* The problem *
All the entries that follow must be written out again exactly.

[[ Records shown, beginning ]]

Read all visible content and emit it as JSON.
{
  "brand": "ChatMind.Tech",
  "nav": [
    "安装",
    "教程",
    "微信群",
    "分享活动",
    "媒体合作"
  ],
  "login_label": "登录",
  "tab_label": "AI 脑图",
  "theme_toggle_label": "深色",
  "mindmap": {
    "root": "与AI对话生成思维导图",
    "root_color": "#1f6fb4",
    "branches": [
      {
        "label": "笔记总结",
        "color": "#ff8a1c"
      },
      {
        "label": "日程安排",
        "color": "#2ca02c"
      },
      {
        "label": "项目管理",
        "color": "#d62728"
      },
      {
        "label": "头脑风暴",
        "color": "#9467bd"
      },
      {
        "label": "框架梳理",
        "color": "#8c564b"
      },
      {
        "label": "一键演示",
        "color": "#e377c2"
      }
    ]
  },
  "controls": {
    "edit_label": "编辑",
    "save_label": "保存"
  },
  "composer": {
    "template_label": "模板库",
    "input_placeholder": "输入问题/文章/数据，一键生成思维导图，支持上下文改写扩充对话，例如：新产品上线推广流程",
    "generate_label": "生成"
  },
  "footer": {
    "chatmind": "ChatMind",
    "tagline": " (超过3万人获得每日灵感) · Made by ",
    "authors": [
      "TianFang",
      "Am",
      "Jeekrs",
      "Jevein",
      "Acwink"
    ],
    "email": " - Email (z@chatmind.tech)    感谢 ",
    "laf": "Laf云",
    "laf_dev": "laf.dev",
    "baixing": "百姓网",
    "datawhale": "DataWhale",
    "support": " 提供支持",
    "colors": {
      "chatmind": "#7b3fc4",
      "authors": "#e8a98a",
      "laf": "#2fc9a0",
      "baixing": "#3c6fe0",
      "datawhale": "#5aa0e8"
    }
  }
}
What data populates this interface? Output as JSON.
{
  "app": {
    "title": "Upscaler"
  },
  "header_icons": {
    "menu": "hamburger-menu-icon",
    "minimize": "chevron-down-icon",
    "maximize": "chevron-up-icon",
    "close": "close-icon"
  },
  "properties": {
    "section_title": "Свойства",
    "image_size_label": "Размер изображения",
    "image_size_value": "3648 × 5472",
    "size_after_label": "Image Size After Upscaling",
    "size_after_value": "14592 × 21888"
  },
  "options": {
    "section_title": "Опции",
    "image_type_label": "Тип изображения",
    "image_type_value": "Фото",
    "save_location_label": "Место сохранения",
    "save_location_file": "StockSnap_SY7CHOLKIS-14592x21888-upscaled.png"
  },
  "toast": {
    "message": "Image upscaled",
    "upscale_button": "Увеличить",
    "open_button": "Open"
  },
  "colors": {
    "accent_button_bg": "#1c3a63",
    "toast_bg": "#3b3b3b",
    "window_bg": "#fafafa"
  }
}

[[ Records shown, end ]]

* Reply to the task *
Read all visible content and emit it as JSON.
{
  "brand": "ChatMind.Tech",
  "nav": [
    "安装",
    "教程",
    "微信群",
    "分享活动",
    "媒体合作"
  ],
  "login_label": "登录",
  "tab_label": "AI 脑图",
  "theme_toggle_label": "深色",
  "mindmap": {
    "root": "与AI对话生成思维导图",
    "root_color": "#1f6fb4",
    "branches": [
      {
        "label": "笔记总结",
        "color": "#ff8a1c"
      },
      {
        "label": "日程安排",
        "color": "#2ca02c"
      },
      {
        "label": "项目管理",
        "color": "#d62728"
      },
      {
        "label": "头脑风暴",
        "color": "#9467bd"
      },
      {
        "label": "框架梳理",
        "color": "#8c564b"
      },
      {
        "label": "一键演示",
        "color": "#e377c2"
      }
    ]
  },
  "controls": {
    "edit_label": "编辑",
    "save_label": "保存"
  },
  "composer": {
    "template_label": "模板库",
    "input_placeholder": "输入问题/文章/数据，一键生成思维导图，支持上下文改写扩充对话，例如：新产品上线推广流程",
    "generate_label": "生成"
  },
  "footer": {
    "chatmind": "ChatMind",
    "tagline": " (超过3万人获得每日灵感) · Made by ",
    "authors": [
      "TianFang",
      "Am",
      "Jeekrs",
      "Jevein",
      "Acwink"
    ],
    "email": " - Email (z@chatmind.tech)    感谢 ",
    "laf": "Laf云",
    "laf_dev": "laf.dev",
    "baixing": "百姓网",
    "datawhale": "DataWhale",
    "support": " 提供支持",
    "colors": {
      "chatmind": "#7b3fc4",
      "authors": "#e8a98a",
      "laf": "#2fc9a0",
      "baixing": "#3c6fe0",
      "datawhale": "#5aa0e8"
    }
  }
}
What data populates this interface? Output as JSON.
{
  "app": {
    "title": "Upscaler"
  },
  "header_icons": {
    "menu": "hamburger-menu-icon",
    "minimize": "chevron-down-icon",
    "maximize": "chevron-up-icon",
    "close": "close-icon"
  },
  "properties": {
    "section_title": "Свойства",
    "image_size_label": "Размер изображения",
    "image_size_value": "3648 × 5472",
    "size_after_label": "Image Size After Upscaling",
    "size_after_value": "14592 × 21888"
  },
  "options": {
    "section_title": "Опции",
    "image_type_label": "Тип изображения",
    "image_type_value": "Фото",
    "save_location_label": "Место сохранения",
    "save_location_file": "StockSnap_SY7CHOLKIS-14592x21888-upscaled.png"
  },
  "toast": {
    "message": "Image upscaled",
    "upscale_button": "Увеличить",
    "open_button": "Open"
  },
  "colors": {
    "accent_button_bg": "#1c3a63",
    "toast_bg": "#3b3b3b",
    "window_bg": "#fafafa"
  }
}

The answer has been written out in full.